Wednesday 4 January 2012

Mr Reliable

A friend just told me that this beautiful Norton Commando is an unsuitable mount because it may be prone to breaking down. The comment came from a man who owns two Alfa Romeos, so one would presume he's  familiar with the shame of standing next to a stricken vehicle whilst those who chose more wisely swerve around you.

But since when has mundane, depressing reliability been such a virtue? If we're all striving for turn-key, fill-up, set-and-forget operation from our vehicles, why isn't the 2002 Toyota Camry the world's most desirable car?

People who ride or drive old stuff are pioneers and adventurers by nature. No one would remember Livingstone or Stanley if they journeyed to the heart of the Congo in air-conditioned comfort behind the wheel of a beige sedan. Manfully (or womanfully?) tackling adversity armed with nothing more than a shifting spanner and a can-do attitude develops our character. And often an odd limp.
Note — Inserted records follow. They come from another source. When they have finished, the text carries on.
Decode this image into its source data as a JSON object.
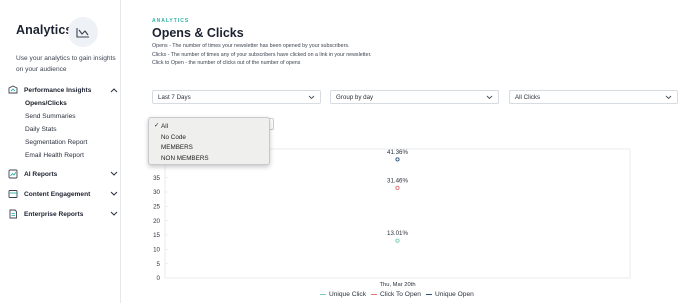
{
  "sidebar": {
    "title": "Analytics",
    "description": "Use your analytics to gain insights on your audience",
    "sections": [
      {
        "label": "Performance Insights",
        "icon": "performance-icon",
        "expanded": true,
        "items": [
          "Opens/Clicks",
          "Send Summaries",
          "Daily Stats",
          "Segmentation Report",
          "Email Health Report"
        ],
        "active": "Opens/Clicks"
      },
      {
        "label": "AI Reports",
        "icon": "ai-reports-icon",
        "expanded": false
      },
      {
        "label": "Content Engagement",
        "icon": "content-engagement-icon",
        "expanded": false
      },
      {
        "label": "Enterprise Reports",
        "icon": "enterprise-reports-icon",
        "expanded": false
      }
    ]
  },
  "header": {
    "kicker": "ANALYTICS",
    "title": "Opens & Clicks",
    "descriptions": [
      "Opens - The number of times your newsletter has been opened by your subscribers.",
      "Clicks - The number of times any of your subscribers have clicked on a link in your newsletter.",
      "Click to Open - the number of clicks out of the number of opens"
    ]
  },
  "filters": {
    "date_range": "Last 7 Days",
    "group_by": "Group by day",
    "clicks": "All Clicks"
  },
  "dropdown": {
    "options": [
      "All",
      "No Code",
      "MEMBERS",
      "NON MEMBERS"
    ],
    "selected": "All"
  },
  "colors": {
    "accent": "#2bb3a3",
    "unique_click": "#7ec8b8",
    "click_to_open": "#e57373",
    "unique_open": "#2f4f7f"
  },
  "chart_data": {
    "type": "line",
    "x": [
      "Thu, Mar 20th"
    ],
    "yticks": [
      0,
      5,
      10,
      15,
      20,
      25,
      30,
      35
    ],
    "ylim": [
      0,
      45
    ],
    "series": [
      {
        "name": "Unique Click",
        "values": [
          13.01
        ],
        "label": "13.01%",
        "color": "#7ec8b8"
      },
      {
        "name": "Click To Open",
        "values": [
          31.46
        ],
        "label": "31.46%",
        "color": "#e57373"
      },
      {
        "name": "Unique Open",
        "values": [
          41.36
        ],
        "label": "41.36%",
        "color": "#2f4f7f"
      }
    ],
    "legend_position": "bottom"
  }
}
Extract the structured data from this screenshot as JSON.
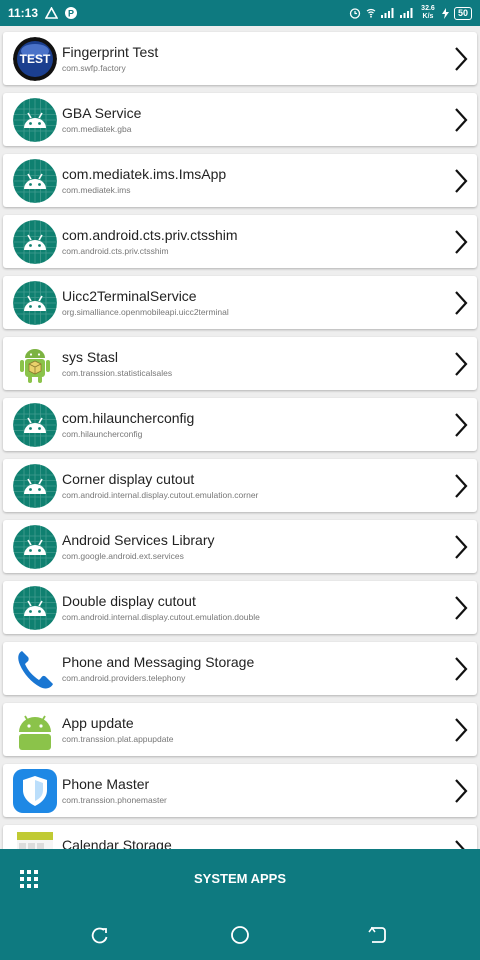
{
  "status_bar": {
    "time": "11:13",
    "net_speed": "32.6 K/s",
    "battery": "50",
    "left_icons": [
      "warning-icon",
      "p-icon"
    ],
    "right_icons": [
      "alarm-icon",
      "wifi-icon",
      "signal-icon",
      "signal-icon"
    ]
  },
  "apps": [
    {
      "name": "Fingerprint Test",
      "package": "com.swfp.factory",
      "icon": "test-icon"
    },
    {
      "name": "GBA Service",
      "package": "com.mediatek.gba",
      "icon": "android-icon"
    },
    {
      "name": "com.mediatek.ims.ImsApp",
      "package": "com.mediatek.ims",
      "icon": "android-icon"
    },
    {
      "name": "com.android.cts.priv.ctsshim",
      "package": "com.android.cts.priv.ctsshim",
      "icon": "android-icon"
    },
    {
      "name": "Uicc2TerminalService",
      "package": "org.simalliance.openmobileapi.uicc2terminal",
      "icon": "android-icon"
    },
    {
      "name": "sys Stasl",
      "package": "com.transsion.statisticalsales",
      "icon": "robot-box-icon"
    },
    {
      "name": "com.hilauncherconfig",
      "package": "com.hilauncherconfig",
      "icon": "android-icon"
    },
    {
      "name": "Corner display cutout",
      "package": "com.android.internal.display.cutout.emulation.corner",
      "icon": "android-icon"
    },
    {
      "name": "Android Services Library",
      "package": "com.google.android.ext.services",
      "icon": "android-icon"
    },
    {
      "name": "Double display cutout",
      "package": "com.android.internal.display.cutout.emulation.double",
      "icon": "android-icon"
    },
    {
      "name": "Phone and Messaging Storage",
      "package": "com.android.providers.telephony",
      "icon": "phone-icon"
    },
    {
      "name": "App update",
      "package": "com.transsion.plat.appupdate",
      "icon": "android-head-icon"
    },
    {
      "name": "Phone Master",
      "package": "com.transsion.phonemaster",
      "icon": "shield-icon"
    },
    {
      "name": "Calendar Storage",
      "package": "",
      "icon": "calendar-icon"
    }
  ],
  "bottom_bar": {
    "title": "SYSTEM APPS",
    "icon": "grid-icon"
  },
  "nav": {
    "icons": [
      "recents-icon",
      "home-icon",
      "back-icon"
    ]
  },
  "colors": {
    "accent": "#0e7a80",
    "android_icon_bg": "#0f8070",
    "card_bg": "#ffffff",
    "page_bg": "#eeeeee"
  }
}
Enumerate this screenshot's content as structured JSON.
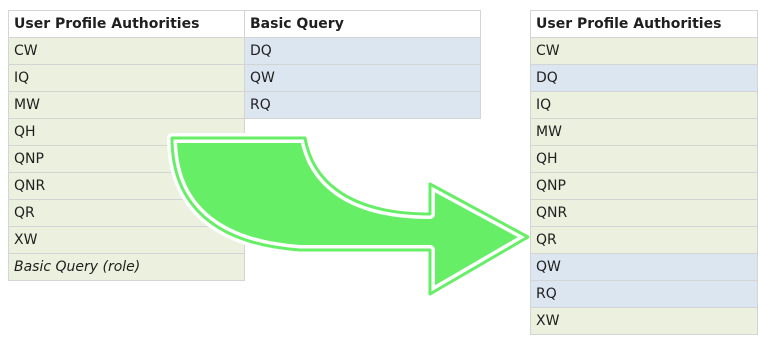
{
  "left_table": {
    "headers": [
      "User Profile Authorities",
      "Basic Query"
    ],
    "col1": [
      "CW",
      "IQ",
      "MW",
      "QH",
      "QNP",
      "QNR",
      "QR",
      "XW",
      "Basic Query (role)"
    ],
    "col2": [
      "DQ",
      "QW",
      "RQ"
    ]
  },
  "right_table": {
    "header": "User Profile Authorities",
    "rows": [
      {
        "value": "CW",
        "highlight": "green"
      },
      {
        "value": "DQ",
        "highlight": "blue"
      },
      {
        "value": "IQ",
        "highlight": "green"
      },
      {
        "value": "MW",
        "highlight": "green"
      },
      {
        "value": "QH",
        "highlight": "green"
      },
      {
        "value": "QNP",
        "highlight": "green"
      },
      {
        "value": "QNR",
        "highlight": "green"
      },
      {
        "value": "QR",
        "highlight": "green"
      },
      {
        "value": "QW",
        "highlight": "blue"
      },
      {
        "value": "RQ",
        "highlight": "blue"
      },
      {
        "value": "XW",
        "highlight": "green"
      }
    ]
  },
  "colors": {
    "green_cell": "#ebf1de",
    "blue_cell": "#dce6f1",
    "arrow_fill": "#66ee66",
    "arrow_stroke": "#ffffff"
  },
  "arrow_icon": "curved-arrow-right"
}
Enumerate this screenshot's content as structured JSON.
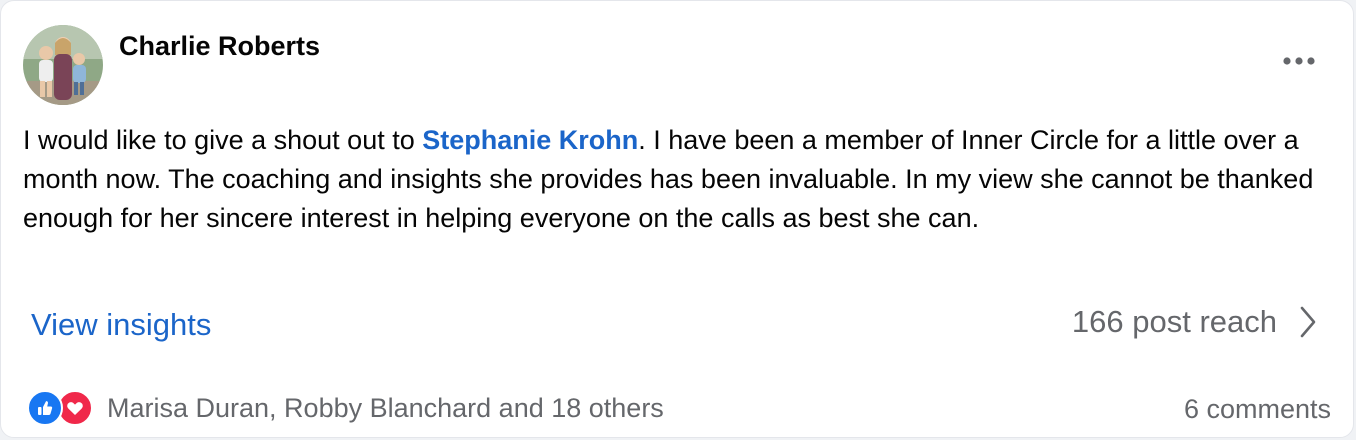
{
  "post": {
    "author": "Charlie Roberts",
    "text_before_mention": "I would like to give a shout out to ",
    "mention": "Stephanie Krohn",
    "text_after_mention": ". I have been a member of Inner Circle for a little over a month now. The coaching and insights she provides has been invaluable. In my view she cannot be thanked enough for her sincere interest in helping everyone on the calls as best she can."
  },
  "insights": {
    "view_label": "View insights",
    "reach_label": "166 post reach"
  },
  "footer": {
    "reactions_label": "Marisa Duran, Robby Blanchard and 18 others",
    "comments_label": "6 comments"
  },
  "icons": {
    "more": "more-options-icon",
    "chevron": "chevron-right-icon",
    "like": "like-reaction-icon",
    "love": "love-reaction-icon"
  },
  "colors": {
    "link": "#1b65c9",
    "like": "#1877f2",
    "love": "#f0284a",
    "secondary_text": "#65676b"
  }
}
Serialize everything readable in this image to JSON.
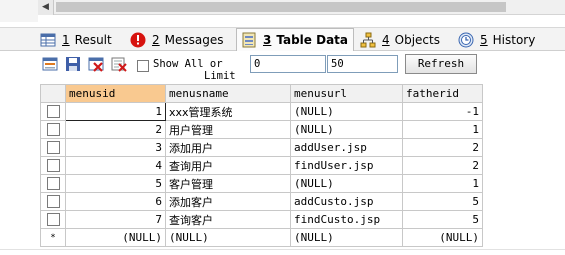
{
  "tabs": [
    {
      "num": "1",
      "label": "Result",
      "icon": "result-grid-icon"
    },
    {
      "num": "2",
      "label": "Messages",
      "icon": "info-red-icon"
    },
    {
      "num": "3",
      "label": "Table Data",
      "icon": "table-data-icon"
    },
    {
      "num": "4",
      "label": "Objects",
      "icon": "objects-tree-icon"
    },
    {
      "num": "5",
      "label": "History",
      "icon": "history-icon"
    }
  ],
  "toolbar": {
    "show_all": "Show All or",
    "limit": "Limit",
    "offset_value": "0",
    "limit_value": "50",
    "refresh": "Refresh"
  },
  "grid": {
    "columns": [
      "menusid",
      "menusname",
      "menusurl",
      "fatherid"
    ],
    "rows": [
      {
        "menusid": "1",
        "menusname": "xxx管理系统",
        "menusurl": "(NULL)",
        "fatherid": "-1"
      },
      {
        "menusid": "2",
        "menusname": "用户管理",
        "menusurl": "(NULL)",
        "fatherid": "1"
      },
      {
        "menusid": "3",
        "menusname": "添加用户",
        "menusurl": "addUser.jsp",
        "fatherid": "2"
      },
      {
        "menusid": "4",
        "menusname": "查询用户",
        "menusurl": "findUser.jsp",
        "fatherid": "2"
      },
      {
        "menusid": "5",
        "menusname": "客户管理",
        "menusurl": "(NULL)",
        "fatherid": "1"
      },
      {
        "menusid": "6",
        "menusname": "添加客户",
        "menusurl": "addCusto.jsp",
        "fatherid": "5"
      },
      {
        "menusid": "7",
        "menusname": "查询客户",
        "menusurl": "findCusto.jsp",
        "fatherid": "5"
      }
    ],
    "new_row": {
      "marker": "*",
      "menusid": "(NULL)",
      "menusname": "(NULL)",
      "menusurl": "(NULL)",
      "fatherid": "(NULL)"
    }
  },
  "colors": {
    "selected_header": "#f9c990",
    "grid_border": "#c8c8c8"
  }
}
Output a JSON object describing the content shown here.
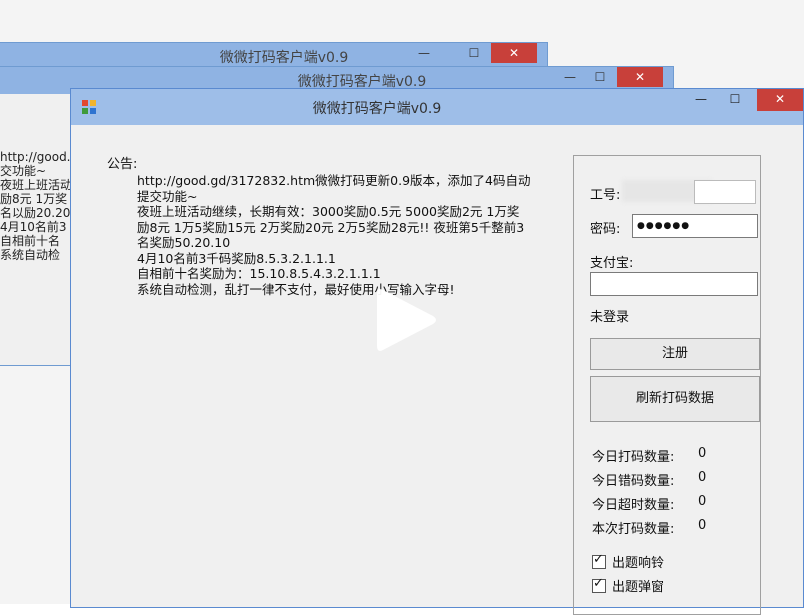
{
  "back_window_1": {
    "title": "微微打码客户端v0.9",
    "controls": {
      "minimize": "—",
      "maximize": "☐",
      "close": "✕"
    }
  },
  "back_window_2": {
    "title": "微微打码客户端v0.9",
    "controls": {
      "minimize": "—",
      "maximize": "☐",
      "close": "✕"
    }
  },
  "back_notice_lines": [
    "http://good.c",
    "交功能~",
    "夜班上班活动",
    "励8元 1万奖",
    "名以励20.20",
    "4月10名前3",
    "自相前十名",
    "系统自动检"
  ],
  "window": {
    "title": "微微打码客户端v0.9",
    "controls": {
      "minimize": "—",
      "maximize": "☐",
      "close": "✕"
    }
  },
  "notice": {
    "label": "公告:",
    "lines": [
      "http://good.gd/3172832.htm微微打码更新0.9版本，添加了4码自动",
      "提交功能~",
      "夜班上班活动继续，长期有效：3000奖励0.5元 5000奖励2元 1万奖",
      "励8元 1万5奖励15元 2万奖励20元 2万5奖励28元!! 夜班第5千整前3",
      "名奖励50.20.10",
      "4月10名前3千码奖励8.5.3.2.1.1.1",
      "自相前十名奖励为：15.10.8.5.4.3.2.1.1.1",
      "系统自动检测，乱打一律不支付，最好使用小写输入字母!"
    ]
  },
  "login": {
    "id_label": "工号:",
    "password_label": "密码:",
    "password_value": "●●●●●●",
    "alipay_label": "支付宝:",
    "alipay_value": "",
    "status": "未登录",
    "register_button": "注册",
    "refresh_button": "刷新打码数据"
  },
  "stats": [
    {
      "label": "今日打码数量:",
      "value": "0"
    },
    {
      "label": "今日错码数量:",
      "value": "0"
    },
    {
      "label": "今日超时数量:",
      "value": "0"
    },
    {
      "label": "本次打码数量:",
      "value": "0"
    }
  ],
  "checkboxes": [
    {
      "label": "出题响铃",
      "checked": "✓"
    },
    {
      "label": "出题弹窗",
      "checked": "✓"
    }
  ],
  "colors": {
    "titlebar": "#9ebee8",
    "close": "#c8403a",
    "window_bg": "#f0f0f0"
  },
  "overlay": {
    "icon": "play-icon"
  }
}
The zen of breakdowns is the topic of a short column that will hopefully appear in print very shortly, accompanied by an excellent photo Dan took. We'll keep you posted.


  1. Fair enough, but for me, it's all about the actually driving/riding said vehicle, so reliability is something I welcome when it comes to enjoying my investment!

    Note - I'm not the friend with the two Alfas......

  2. I think the actual operation of the vehicle is only part of the experience... I like having my hands dirty, tinkering, modifying, maintaining as much as I like being out on the road. Breakdowns round out the "total" experience.

    I think owning old stuff is a very different mentality to owning new stuff. My car and bike are both over 40 years old, compared to your Falcon and GSX-R, which are both closer to 10.

  3. Very true. Which is why newer vehicles are my choice of transport. To go one step further, if I ever owned an old car, I'd do whatever I could to make it turn key reliable.

  4. Good plan - we don't purposely engineer failure in to our vehicles, but I think an owner of a classic needs to recognise that they can't expect 40+ year old parts and 40+ year old designs to behave like a 6 month old domestic appliance...

  5. It’s the old conundrum that affects us all. We want to buy transport, so we choose one of two options. Option one involves little initial outlay, and plenty of time tinkering by the side of the road, accompanied by profuse profanity. Option two involves spending more money initially, and spending more time piloting the thing with the occasional bought of spanner twirling, hopefully in the comfort of the garage where there are plenty of tools and a spouse to abuse when it all goes wrong; but also most importantly a bed to fall into when you’ve had enough, rather than a vinyl seat inside a car. Having done both, I have to say that standing at the side of the road with nothing more than a 13mm spanner will make you a more rounded individual, but it’s not my preferred option anymore. I’d rather tinker at home when I need to, and spend my time away from home driving my classic and enjoying it, rather than lying in a pool of oil underneath it, wishing I’d packed by five-eighths socket.

  6. I was merely suggesting that a Wes Cooley rep GS1000S Ice Cream Van was a far superior bike to a vibey, leaky old Norton haunted by Lucas, Prince of Darkness.
    Now if it was a Fastback 750 Commando instead of Mr. Bloatey the 850 Interstate, I could understand tolerating it's Nortonariety... and that is why I tolerate the Italian-ness of my Alfas as opposed to the same raft of issues that afflict Audis and Saabs of the same period - the Alfa is much prettier to look at and far more involving to drive...

    And Neeeeek - since when have you owned Imperial sockets?